There but for fortune.

The judge in the Accidia case was not “satisfied” that net prices are common in the art market. Many art market participants know otherwise. They also know that it is not at all uncommon for one dealer to seek the assistance of another in the sale of a work of art. In most cases, the seller is not aware of the chain of intermediaries between him and the buyer. Accidia found out about Dickinson’s commission only when the buyer of the work rescinded the sale because of doubts as to the work’s authenticity, and Dickinson sought reimbursement from the seller.

The fact is that many art transactions are structured in a way that makes them fertile ground for fiduciary breaches. Dealers and advisors in the secondary market make a living buying and selling art for their clients. The availability of product is limited and unpredictable; works of art are sold only when their owners choose to sell them. When a work of art comes on the market, there is incentive to get involved in its sale. And the way to get involved (and earn a commission) is to have access to a potential buyer – or even just to “know someone who knows someone.” Relationships matter. And, because the relationships are critical to a dealer’s business and clients tend to want their affairs to remain private, it is not at all uncommon for the principals in a transaction not to know who is on the other side of the deal.

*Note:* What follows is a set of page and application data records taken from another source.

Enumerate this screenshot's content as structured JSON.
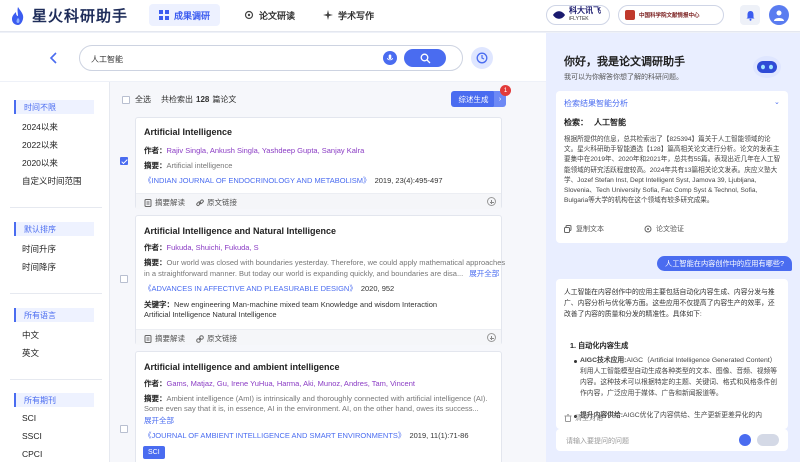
{
  "app": {
    "name": "星火科研助手"
  },
  "nav": [
    {
      "label": "成果调研",
      "active": true,
      "icon": "grid-icon"
    },
    {
      "label": "论文研读",
      "active": false,
      "icon": "gear-icon"
    },
    {
      "label": "学术写作",
      "active": false,
      "icon": "sparkle-icon"
    }
  ],
  "brands": {
    "iflytek": "科大讯飞",
    "iflytek_en": "iFLYTEK",
    "library": "中国科学院文献情报中心"
  },
  "search": {
    "query": "人工智能"
  },
  "filters": {
    "time": {
      "title": "时间不限",
      "items": [
        "2024以来",
        "2022以来",
        "2020以来",
        "自定义时间范围"
      ]
    },
    "sort": {
      "title": "默认排序",
      "items": [
        "时间升序",
        "时间降序"
      ]
    },
    "lang": {
      "title": "所有语言",
      "items": [
        "中文",
        "英文"
      ]
    },
    "journal": {
      "title": "所有期刊",
      "items": [
        "SCI",
        "SSCI",
        "CPCI"
      ]
    }
  },
  "results": {
    "select_all": "全选",
    "count_prefix": "共检索出",
    "count": "128",
    "count_suffix": "篇论文",
    "summary_button": "综述生成",
    "summary_badge": "1",
    "labels": {
      "author": "作者：",
      "abstract": "摘要：",
      "keywords": "关键字：",
      "expand": "展开全部",
      "digest": "摘要解读",
      "link": "原文链接"
    },
    "papers": [
      {
        "title": "Artificial Intelligence",
        "authors": "Rajiv Singla, Ankush Singla, Yashdeep Gupta, Sanjay Kalra",
        "abstract": "Artificial intelligence",
        "journal": "《INDIAN JOURNAL OF ENDOCRINOLOGY AND METABOLISM》",
        "info": "2019, 23(4):495-497",
        "checked": true
      },
      {
        "title": "Artificial Intelligence and Natural Intelligence",
        "authors": "Fukuda, Shuichi, Fukuda, S",
        "abstract1": "Our world was closed with boundaries yesterday. Therefore, we could apply mathematical approaches",
        "abstract2": "in a straightforward manner. But today our world is expanding quickly, and boundaries are disa...",
        "journal": "《ADVANCES IN AFFECTIVE AND PLEASURABLE DESIGN》",
        "info": "2020, 952",
        "keywords1": "New engineering   Man-machine mixed team   Knowledge and wisdom   Interaction",
        "keywords2": "Artificial Intelligence   Natural Intelligence",
        "checked": false
      },
      {
        "title": "Artificial intelligence and ambient intelligence",
        "authors": "Gams, Matjaz, Gu, Irene YuHua, Harma, Aki, Munoz, Andres, Tam, Vincent",
        "abstract1": "Ambient intelligence (AmI) is intrinsically and thoroughly connected with artificial intelligence (AI).",
        "abstract2": "Some even say that it is, in essence, AI in the environment. AI, on the other hand, owes its success...",
        "journal": "《JOURNAL OF AMBIENT INTELLIGENCE AND SMART ENVIRONMENTS》",
        "info": "2019, 11(1):71-86",
        "tag": "SCI",
        "checked": false
      }
    ]
  },
  "assistant": {
    "greeting": "你好，我是论文调研助手",
    "sub": "我可以为你解答你想了解的科研问题。",
    "analysis_title": "检索结果智能分析",
    "keyword_label": "检索：",
    "keyword": "人工智能",
    "analysis_body": "根据所提供的信息，总共检索出了【825394】篇关于人工智能领域的论文。星火科研助手智能遴选【128】篇高相关论文进行分析。论文的发表主要集中在2019年、2020年和2021年，总共有55篇。表现出近几年在人工智能领域的研究活跃程度较高。2024年共有13篇相关论文发表。庆应义塾大学、Jozef Stefan Inst, Dept Intelligent Syst, Jamova 39, Ljubljana, Slovenia、Tech University Sofia, Fac Comp Syst & Technol, Sofia, Bulgaria等大学的机构在这个领域有较多研究成果。",
    "copy": "复制文本",
    "verify": "论文验证",
    "user_question": "人工智能在内容创作中的应用有哪些?",
    "answer_intro": "人工智能在内容创作中的应用主要包括自动化内容生成、内容分发与推广、内容分析与优化等方面。这些应用不仅提高了内容生产的效率，还改善了内容的质量和分发的精准性。具体如下:",
    "answer_h1": "1. 自动化内容生成",
    "answer_b1_title": "AIGC技术应用:",
    "answer_b1": "AIGC（Artificial Intelligence Generated Content）利用人工智能模型自动生成各种类型的文本、图像、音频、视频等内容。这种技术可以根据特定的主题、关键词、格式和风格条件创作内容，广泛应用于媒体、广告和新闻报道等。",
    "answer_b2_title": "提升内容供给:",
    "answer_b2": "AIGC优化了内容供给、生产更新更差异化的内",
    "clear": "清空对话",
    "input_placeholder": "请输入要提问的问题"
  },
  "colors": {
    "accent": "#4a6cf0",
    "author": "#8a3bc4",
    "badge": "#e23a3a"
  }
}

This is not necessarily as nefarious as it may appear. Sellers and buyers of art benefit from market networks that make it possible for them to find each other. Where it can become a problem is where the intermediaries forget that even though the art may be their stock in trade, they do not own it and they have a responsibility to the person who does. What the Accidia case establishes is that if you forget that very fundamental fact – that you are meant to be serving the interests of the principals to the transaction – you may be subject to significant legal liability.

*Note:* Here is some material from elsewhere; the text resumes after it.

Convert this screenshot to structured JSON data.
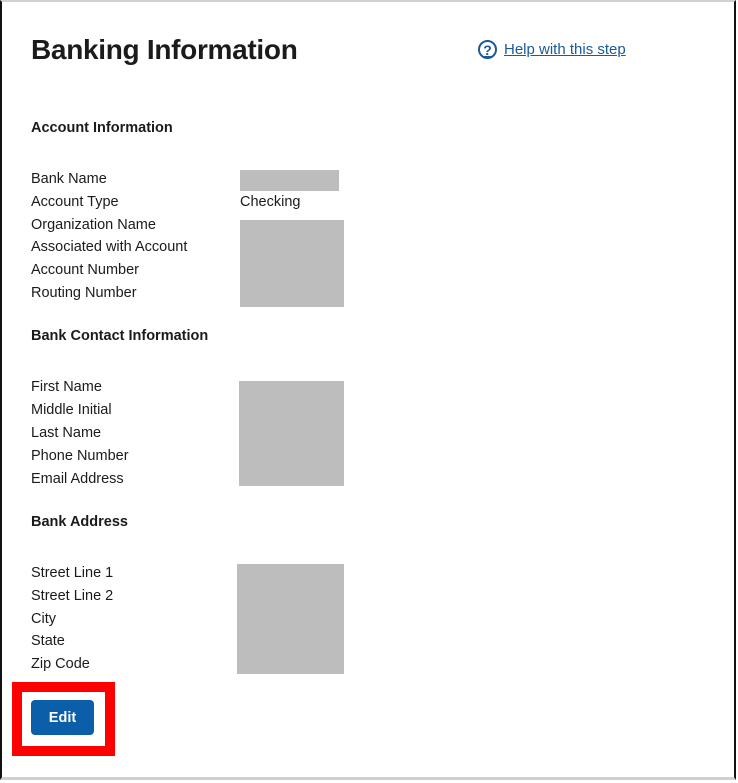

How it can be done better.

Have a written agreement consignment agreement. The agreement should be clear about how the dealer will be compensated and whether and how the dealer can compensate intermediaries in the course of the sale.

Be Forthcoming. The dealer should diclose all material information to the principal and make sure that the principal understands the ultimate selling arrangement. If the arrangement with the principal is a “net price” sale, the dealer should be sure that the agreement with the principal makes clear that the dealer will be entitled to retain all of the money received from the buyer in excess of that net price, regardless of how much that might be. The dealer should keep the principal informed of any developments in the transaction, and get the principal’s written approval for any changes in the way the sale is being handled

Be clear who the client is. If a dealer is not dealing directly with the principal, the documentation should be very clear from the beginning who the dealer is working for. The dealer should ask the person or persons with whom he is dealing to warrant to the dealer in a written agreement that the dealer’s role and commission have been disclosed to and approved by the principal, or, at least, that the payment of the dealer’s commission is not inconsistent with the arrangement by which the person is acting for the principal.

Account Separately for Consigned Property and Sales Proceeds. A dealer should maintain detailed, accurate records of consigned artwork and sales proceeds. By the same token, it is wise to keep separate inventory lists for consigned work and gallery-owned art, and use one or more dedicated accounts for consignment proceeds, segregated from the gallery’s general operating account.

Report Completed Sales Promptly. The dealer should inform the principal of the closing of a transaction promptly after its occurrence (generally the same day or next business day) and disclose all material information about commissions, fees, or expenses. If the dealer has a large number of consigned works from a particular client, he should report aggregate sales to the client on a regular basis. A dealer should never sit on sales proceeds without informing the seller of their receipt.